#### INSTRUCTIONS TO FOLLOW
Your answer must be an exact copy of the records below, minus any images.
---------- INPUT DATA
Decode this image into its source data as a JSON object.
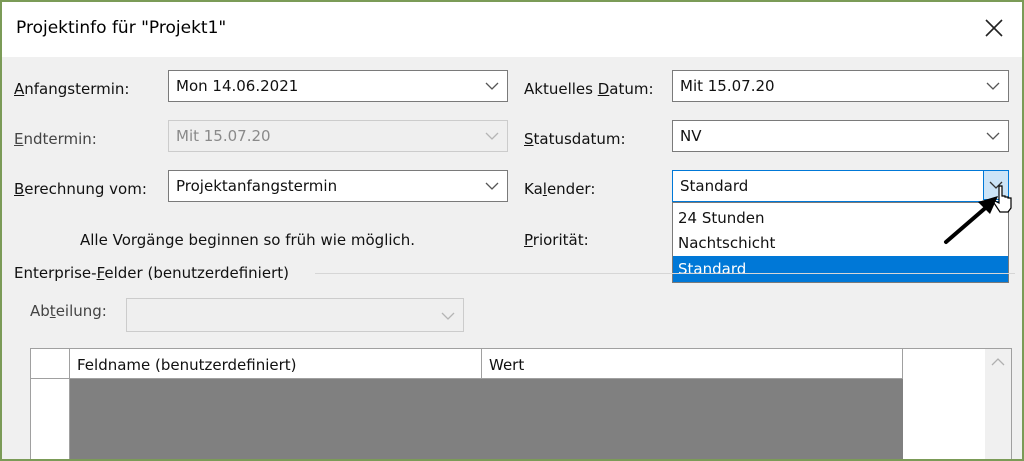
{
  "dialog": {
    "title": "Projektinfo für \"Projekt1\""
  },
  "icons": {
    "close": "close-icon",
    "chevron": "chevron-down-icon",
    "cursor": "pointer-cursor-icon",
    "arrow": "annotation-arrow-icon"
  },
  "fields": {
    "anfangstermin": {
      "label_u": "A",
      "label_rest": "nfangstermin:",
      "value": "Mon 14.06.2021"
    },
    "endtermin": {
      "label_u": "E",
      "label_rest": "ndtermin:",
      "value": "Mit 15.07.20",
      "disabled": true
    },
    "berechnung": {
      "label_u": "B",
      "label_rest": "erechnung vom:",
      "value": "Projektanfangstermin"
    },
    "aktuelles_datum": {
      "label_pre": "Aktuelles ",
      "label_u": "D",
      "label_rest": "atum:",
      "value": "Mit 15.07.20"
    },
    "statusdatum": {
      "label_u": "S",
      "label_rest": "tatusdatum:",
      "value": "NV"
    },
    "kalender": {
      "label_pre": "Ka",
      "label_u": "l",
      "label_rest": "ender:",
      "value": "Standard"
    },
    "prioritaet": {
      "label_u": "P",
      "label_rest": "riorität:"
    }
  },
  "info_text": "Alle Vorgänge beginnen so früh wie möglich.",
  "calendar_options": [
    {
      "label": "24 Stunden",
      "selected": false
    },
    {
      "label": "Nachtschicht",
      "selected": false
    },
    {
      "label": "Standard",
      "selected": true
    }
  ],
  "enterprise": {
    "section_pre": "Enterprise-",
    "section_u": "F",
    "section_rest": "elder (benutzerdefiniert)",
    "abteilung_pre": "Ab",
    "abteilung_u": "t",
    "abteilung_rest": "eilung:",
    "abteilung_value": "",
    "grid_columns": [
      "Feldname (benutzerdefiniert)",
      "Wert"
    ]
  },
  "colors": {
    "frame_border": "#7b9b57",
    "accent": "#0078d7",
    "grid_body": "#808080"
  }
}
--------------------
#### EXERCISE ANSWER
Decode this image into its source data as a JSON object.
{
  "dialog": {
    "title": "Projektinfo für \"Projekt1\""
  },
  "icons": {
    "close": "close-icon",
    "chevron": "chevron-down-icon",
    "cursor": "pointer-cursor-icon",
    "arrow": "annotation-arrow-icon"
  },
  "fields": {
    "anfangstermin": {
      "label_u": "A",
      "label_rest": "nfangstermin:",
      "value": "Mon 14.06.2021"
    },
    "endtermin": {
      "label_u": "E",
      "label_rest": "ndtermin:",
      "value": "Mit 15.07.20",
      "disabled": true
    },
    "berechnung": {
      "label_u": "B",
      "label_rest": "erechnung vom:",
      "value": "Projektanfangstermin"
    },
    "aktuelles_datum": {
      "label_pre": "Aktuelles ",
      "label_u": "D",
      "label_rest": "atum:",
      "value": "Mit 15.07.20"
    },
    "statusdatum": {
      "label_u": "S",
      "label_rest": "tatusdatum:",
      "value": "NV"
    },
    "kalender": {
      "label_pre": "Ka",
      "label_u": "l",
      "label_rest": "ender:",
      "value": "Standard"
    },
    "prioritaet": {
      "label_u": "P",
      "label_rest": "riorität:"
    }
  },
  "info_text": "Alle Vorgänge beginnen so früh wie möglich.",
  "calendar_options": [
    {
      "label": "24 Stunden",
      "selected": false
    },
    {
      "label": "Nachtschicht",
      "selected": false
    },
    {
      "label": "Standard",
      "selected": true
    }
  ],
  "enterprise": {
    "section_pre": "Enterprise-",
    "section_u": "F",
    "section_rest": "elder (benutzerdefiniert)",
    "abteilung_pre": "Ab",
    "abteilung_u": "t",
    "abteilung_rest": "eilung:",
    "abteilung_value": "",
    "grid_columns": [
      "Feldname (benutzerdefiniert)",
      "Wert"
    ]
  },
  "colors": {
    "frame_border": "#7b9b57",
    "accent": "#0078d7",
    "grid_body": "#808080"
  }
}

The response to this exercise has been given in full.